**WHAT TO DO**. When checking the entries below, count every line with the word "drucken", then give only that number.

** RECORDS TO PROCESS follows **

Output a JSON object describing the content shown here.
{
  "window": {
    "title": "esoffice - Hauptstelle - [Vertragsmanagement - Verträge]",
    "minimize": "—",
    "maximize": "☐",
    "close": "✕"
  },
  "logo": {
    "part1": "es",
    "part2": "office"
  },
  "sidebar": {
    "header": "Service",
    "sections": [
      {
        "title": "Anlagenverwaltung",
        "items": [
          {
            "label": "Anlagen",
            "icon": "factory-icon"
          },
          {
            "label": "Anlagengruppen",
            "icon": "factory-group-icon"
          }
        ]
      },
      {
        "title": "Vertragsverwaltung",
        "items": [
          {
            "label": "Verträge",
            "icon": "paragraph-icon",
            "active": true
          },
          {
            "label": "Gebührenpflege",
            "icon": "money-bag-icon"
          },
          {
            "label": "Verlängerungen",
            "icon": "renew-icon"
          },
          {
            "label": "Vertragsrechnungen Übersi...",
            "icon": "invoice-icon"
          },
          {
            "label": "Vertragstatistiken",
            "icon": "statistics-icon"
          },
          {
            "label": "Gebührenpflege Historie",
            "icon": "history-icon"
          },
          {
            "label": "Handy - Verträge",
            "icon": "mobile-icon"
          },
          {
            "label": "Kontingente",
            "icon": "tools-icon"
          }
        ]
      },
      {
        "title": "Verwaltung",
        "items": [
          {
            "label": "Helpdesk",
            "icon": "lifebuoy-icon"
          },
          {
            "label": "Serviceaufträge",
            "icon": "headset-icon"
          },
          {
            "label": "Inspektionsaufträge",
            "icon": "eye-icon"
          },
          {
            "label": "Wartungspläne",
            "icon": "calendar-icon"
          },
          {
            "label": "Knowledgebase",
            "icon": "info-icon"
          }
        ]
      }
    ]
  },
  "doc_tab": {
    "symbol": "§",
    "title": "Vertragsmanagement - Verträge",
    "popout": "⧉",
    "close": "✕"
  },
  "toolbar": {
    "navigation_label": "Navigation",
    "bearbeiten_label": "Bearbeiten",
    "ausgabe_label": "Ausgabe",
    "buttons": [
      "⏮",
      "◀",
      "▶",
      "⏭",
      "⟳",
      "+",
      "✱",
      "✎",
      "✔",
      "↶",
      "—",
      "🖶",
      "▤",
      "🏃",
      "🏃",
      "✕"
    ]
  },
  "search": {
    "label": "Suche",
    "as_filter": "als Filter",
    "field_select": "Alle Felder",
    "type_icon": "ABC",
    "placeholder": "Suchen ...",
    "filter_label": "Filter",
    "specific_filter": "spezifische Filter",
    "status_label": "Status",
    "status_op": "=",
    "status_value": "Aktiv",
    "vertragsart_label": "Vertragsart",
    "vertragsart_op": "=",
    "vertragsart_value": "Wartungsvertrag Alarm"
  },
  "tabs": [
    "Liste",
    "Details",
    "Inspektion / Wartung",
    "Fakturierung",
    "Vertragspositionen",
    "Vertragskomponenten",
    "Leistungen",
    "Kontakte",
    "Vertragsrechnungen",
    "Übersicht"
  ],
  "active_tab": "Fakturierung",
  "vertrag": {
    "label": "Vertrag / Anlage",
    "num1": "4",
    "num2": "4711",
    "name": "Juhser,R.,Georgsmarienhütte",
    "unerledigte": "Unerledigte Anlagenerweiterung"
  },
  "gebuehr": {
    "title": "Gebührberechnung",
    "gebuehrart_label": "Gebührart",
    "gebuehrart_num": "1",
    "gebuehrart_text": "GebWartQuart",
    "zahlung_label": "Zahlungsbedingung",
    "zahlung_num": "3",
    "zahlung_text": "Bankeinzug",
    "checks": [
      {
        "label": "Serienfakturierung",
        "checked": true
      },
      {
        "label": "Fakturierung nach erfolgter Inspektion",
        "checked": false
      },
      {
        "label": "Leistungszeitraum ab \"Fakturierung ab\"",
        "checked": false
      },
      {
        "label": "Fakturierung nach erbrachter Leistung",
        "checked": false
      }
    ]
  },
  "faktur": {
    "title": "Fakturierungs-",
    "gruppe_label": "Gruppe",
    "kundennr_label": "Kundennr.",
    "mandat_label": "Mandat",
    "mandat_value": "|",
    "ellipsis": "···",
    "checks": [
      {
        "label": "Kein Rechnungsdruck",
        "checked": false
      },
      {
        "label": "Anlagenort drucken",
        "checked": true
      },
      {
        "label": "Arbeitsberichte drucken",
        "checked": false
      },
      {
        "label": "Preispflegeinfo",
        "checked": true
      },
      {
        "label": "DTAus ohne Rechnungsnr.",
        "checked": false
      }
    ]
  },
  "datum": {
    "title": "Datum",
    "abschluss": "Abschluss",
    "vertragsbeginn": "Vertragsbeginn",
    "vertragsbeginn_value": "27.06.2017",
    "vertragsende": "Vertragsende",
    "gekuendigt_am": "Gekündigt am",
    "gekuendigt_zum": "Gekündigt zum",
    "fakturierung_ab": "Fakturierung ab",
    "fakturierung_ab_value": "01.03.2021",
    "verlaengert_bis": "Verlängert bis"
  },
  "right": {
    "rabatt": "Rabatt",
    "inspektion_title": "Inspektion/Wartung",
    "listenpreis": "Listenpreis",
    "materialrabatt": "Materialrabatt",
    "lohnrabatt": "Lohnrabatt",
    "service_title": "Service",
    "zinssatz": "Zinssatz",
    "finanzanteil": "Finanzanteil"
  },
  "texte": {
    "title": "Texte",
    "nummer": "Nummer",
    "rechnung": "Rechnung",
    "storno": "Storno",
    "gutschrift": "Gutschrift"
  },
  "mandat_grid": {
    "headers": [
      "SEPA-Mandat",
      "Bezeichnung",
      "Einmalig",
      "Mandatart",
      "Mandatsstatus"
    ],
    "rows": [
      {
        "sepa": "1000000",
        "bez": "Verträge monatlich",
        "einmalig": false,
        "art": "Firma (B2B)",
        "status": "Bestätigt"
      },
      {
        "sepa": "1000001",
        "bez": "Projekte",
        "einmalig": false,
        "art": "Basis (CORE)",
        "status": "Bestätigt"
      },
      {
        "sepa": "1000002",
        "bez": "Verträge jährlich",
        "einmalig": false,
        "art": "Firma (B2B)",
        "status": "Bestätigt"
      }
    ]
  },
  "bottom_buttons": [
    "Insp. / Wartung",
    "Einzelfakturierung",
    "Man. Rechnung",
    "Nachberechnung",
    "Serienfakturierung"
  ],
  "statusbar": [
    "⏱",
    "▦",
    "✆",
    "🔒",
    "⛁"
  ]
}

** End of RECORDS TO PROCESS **

**RESULT OF THE TASK**. 2